The watch never "begins" anywhere; there's no point in its timeline where it can be manufactured or assembled. And if it's never assembled, how can it exist? This is the core of the paradox.
In Predestination, Jane's genetic code is the subject of the Bootstrap Paradox. Looking at Jane's timeline, this becomes clear:
In humans (normal humans, anyway), our genetic material comes from our parents, which comes from their parents, and so on, all the way back to Y-chromosonal Adam and Mitochondrial Eve. This is not true with Jane: because she is her own father and mother, she is also her own grandmother and grandfather, and so on. Her DNA never makes it back to Adam and Eve.
Jane's genetic code is fundamentally the same as the watch in the example above; it just goes around and around it's own timeline, with no "start".
This is exactly a Bootstrap Paradox.
The case for a Predestination Paradox
The difference between a Bootstrap and Predestination paradox is sometimes hard to wrap your head around, but Michael Edenfield does a good job in the above-linked answer, so I'm just going to quote him:
[A]n event in the past creates a chain of events that leads to some second event in the future, but that second event is ultimately the cause of the first event.
How this works is hard to explain in words, so I created a diagram.

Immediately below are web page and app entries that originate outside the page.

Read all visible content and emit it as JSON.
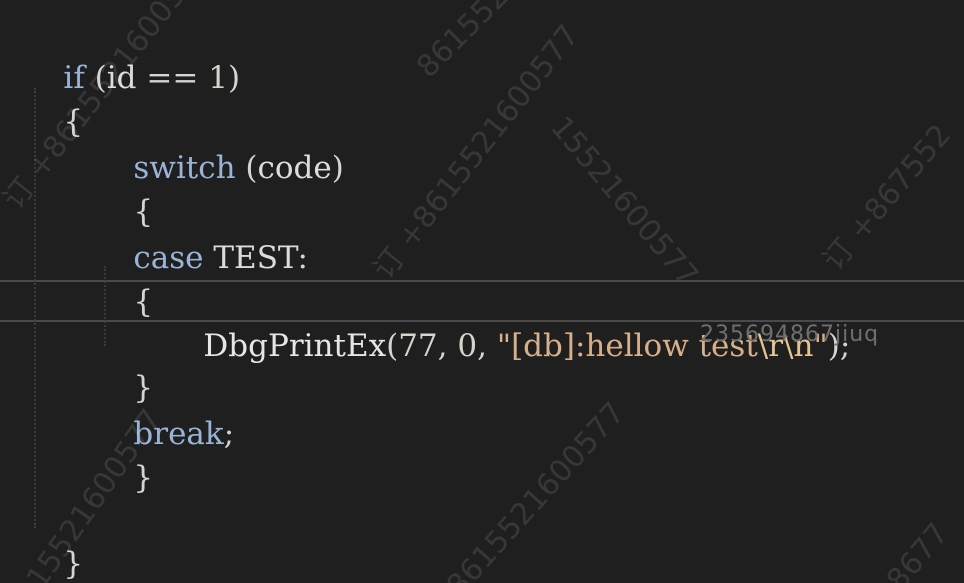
{
  "code": {
    "lines": [
      {
        "if_kw": "if",
        "open": " (",
        "ident": "id",
        "op": " == ",
        "num": "1",
        "close": ")"
      },
      {
        "text": "{"
      },
      {
        "switch_kw": "switch",
        "open": " (",
        "ident": "code",
        "close": ")"
      },
      {
        "text": "{"
      },
      {
        "case_kw": "case",
        "ident": " TEST",
        "colon": ":"
      },
      {
        "text": "{"
      },
      {
        "fn": "DbgPrintEx",
        "open": "(",
        "arg1": "77",
        "sep1": ", ",
        "arg2": "0",
        "sep2": ", ",
        "str": "\"[db]:hellow test",
        "esc": "\\r\\n",
        "str_end": "\"",
        "close": ");"
      },
      {
        "text": "}"
      },
      {
        "break_kw": "break",
        "semi": ";"
      },
      {
        "text": "}"
      },
      {
        "text": "}"
      }
    ]
  },
  "hint_text": "235694867jiuq",
  "watermarks": [
    "订 +8615521600577",
    "8615521600577",
    "订 +8615521600577",
    "订 +867552",
    "15521600577",
    "8615521600577",
    "15521600577",
    "8677"
  ],
  "colors": {
    "background": "#1f1f1f",
    "keyword": "#9ab3d6",
    "string": "#d7b08a",
    "text": "#d4d4d4"
  }
}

The diagram shows only a few of the events of the film, but it summarizes the closed loop I wanted to illustrate:
As you can see from the above (spoiler-hidden) diagram, the events of Jane's life form an inevitably closed loop: her existence is dependent on choices she makes after she is born, and because of the unique circumstances of her birth2, she inevitably ends up making those choices. Paradox.
It's technically possible to get around this problem by introducing multiple timelines, but this is not the case in Predestination.
The Temporal Agent renders the Predestination paradox absolute, because he remembers all of the events he's causing - the loop I described above must have happened, because otherwise the existence of the Temporal Agent (and his memories) is impossible.
1 I'm ignoring the complication that the watch would get progressively older and older each time it passed through the loop, until it eventually broke. This issue is sidestepped when you're dealing with information, but tangible objects make better examples
2 I left those out of the diagram for brevity. The full interconnectedness of Jane's timeline is way too complicated to summarize